═══ Source information ═══
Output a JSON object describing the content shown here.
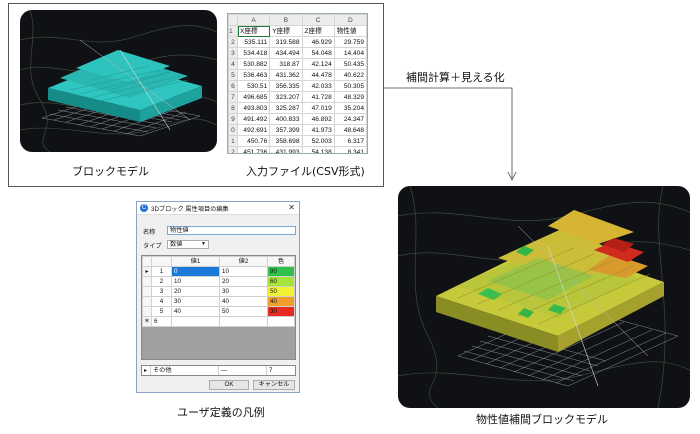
{
  "annotation": "補間計算＋見える化",
  "captions": {
    "block_model": "ブロックモデル",
    "input_file": "入力ファイル(CSV形式)",
    "user_legend": "ユーザ定義の凡例",
    "interp_model": "物性値補間ブロックモデル"
  },
  "csv": {
    "columns": [
      "A",
      "B",
      "C",
      "D"
    ],
    "headers": [
      "X座標",
      "Y座標",
      "Z座標",
      "物性値"
    ],
    "rows": [
      [
        "535.111",
        "319.588",
        "46.929",
        "29.759"
      ],
      [
        "534.418",
        "434.494",
        "54.048",
        "14.404"
      ],
      [
        "530.882",
        "318.87",
        "42.124",
        "50.435"
      ],
      [
        "536.463",
        "431.362",
        "44.478",
        "40.622"
      ],
      [
        "530.51",
        "356.335",
        "42.033",
        "50.305"
      ],
      [
        "496.685",
        "323.207",
        "41.728",
        "48.329"
      ],
      [
        "493.803",
        "325.287",
        "47.019",
        "35.204"
      ],
      [
        "491.492",
        "400.833",
        "46.892",
        "24.347"
      ],
      [
        "492.691",
        "357.399",
        "41.973",
        "48.648"
      ],
      [
        "450.76",
        "358.698",
        "52.003",
        "6.317"
      ],
      [
        "451.736",
        "431.993",
        "54.138",
        "8.341"
      ]
    ],
    "row_numbers": [
      "1",
      "2",
      "3",
      "4",
      "5",
      "6",
      "7",
      "8",
      "9",
      "0",
      "1",
      "2"
    ]
  },
  "dialog": {
    "title": "3Dブロック 属性項目の編集",
    "close": "✕",
    "name_label": "名称",
    "name_value": "物性値",
    "type_label": "タイプ",
    "type_value": "数値",
    "legend_headers": [
      "値1",
      "値2",
      "色"
    ],
    "legend_rows": [
      {
        "n": "1",
        "v1": "0",
        "v2": "10",
        "color_label": "90",
        "color": "#2ec24a"
      },
      {
        "n": "2",
        "v1": "10",
        "v2": "20",
        "color_label": "60",
        "color": "#a6e43c"
      },
      {
        "n": "3",
        "v1": "20",
        "v2": "30",
        "color_label": "50",
        "color": "#f2f235"
      },
      {
        "n": "4",
        "v1": "30",
        "v2": "40",
        "color_label": "40",
        "color": "#f0a02a"
      },
      {
        "n": "5",
        "v1": "40",
        "v2": "50",
        "color_label": "30",
        "color": "#e82b20"
      }
    ],
    "new_row_mark": "＊",
    "new_row_n": "6",
    "other_label": "その他",
    "other_v2": "—",
    "other_color": "7",
    "ok_label": "OK",
    "cancel_label": "キャンセル"
  },
  "colors": {
    "block_cyan": "#28b4b0",
    "panel_bg": "#0f1114"
  }
}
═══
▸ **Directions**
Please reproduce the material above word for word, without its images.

▸ **Response box**
Output a JSON object describing the content shown here.
{
  "annotation": "補間計算＋見える化",
  "captions": {
    "block_model": "ブロックモデル",
    "input_file": "入力ファイル(CSV形式)",
    "user_legend": "ユーザ定義の凡例",
    "interp_model": "物性値補間ブロックモデル"
  },
  "csv": {
    "columns": [
      "A",
      "B",
      "C",
      "D"
    ],
    "headers": [
      "X座標",
      "Y座標",
      "Z座標",
      "物性値"
    ],
    "rows": [
      [
        "535.111",
        "319.588",
        "46.929",
        "29.759"
      ],
      [
        "534.418",
        "434.494",
        "54.048",
        "14.404"
      ],
      [
        "530.882",
        "318.87",
        "42.124",
        "50.435"
      ],
      [
        "536.463",
        "431.362",
        "44.478",
        "40.622"
      ],
      [
        "530.51",
        "356.335",
        "42.033",
        "50.305"
      ],
      [
        "496.685",
        "323.207",
        "41.728",
        "48.329"
      ],
      [
        "493.803",
        "325.287",
        "47.019",
        "35.204"
      ],
      [
        "491.492",
        "400.833",
        "46.892",
        "24.347"
      ],
      [
        "492.691",
        "357.399",
        "41.973",
        "48.648"
      ],
      [
        "450.76",
        "358.698",
        "52.003",
        "6.317"
      ],
      [
        "451.736",
        "431.993",
        "54.138",
        "8.341"
      ]
    ],
    "row_numbers": [
      "1",
      "2",
      "3",
      "4",
      "5",
      "6",
      "7",
      "8",
      "9",
      "0",
      "1",
      "2"
    ]
  },
  "dialog": {
    "title": "3Dブロック 属性項目の編集",
    "close": "✕",
    "name_label": "名称",
    "name_value": "物性値",
    "type_label": "タイプ",
    "type_value": "数値",
    "legend_headers": [
      "値1",
      "値2",
      "色"
    ],
    "legend_rows": [
      {
        "n": "1",
        "v1": "0",
        "v2": "10",
        "color_label": "90",
        "color": "#2ec24a"
      },
      {
        "n": "2",
        "v1": "10",
        "v2": "20",
        "color_label": "60",
        "color": "#a6e43c"
      },
      {
        "n": "3",
        "v1": "20",
        "v2": "30",
        "color_label": "50",
        "color": "#f2f235"
      },
      {
        "n": "4",
        "v1": "30",
        "v2": "40",
        "color_label": "40",
        "color": "#f0a02a"
      },
      {
        "n": "5",
        "v1": "40",
        "v2": "50",
        "color_label": "30",
        "color": "#e82b20"
      }
    ],
    "new_row_mark": "＊",
    "new_row_n": "6",
    "other_label": "その他",
    "other_v2": "—",
    "other_color": "7",
    "ok_label": "OK",
    "cancel_label": "キャンセル"
  },
  "colors": {
    "block_cyan": "#28b4b0",
    "panel_bg": "#0f1114"
  }
}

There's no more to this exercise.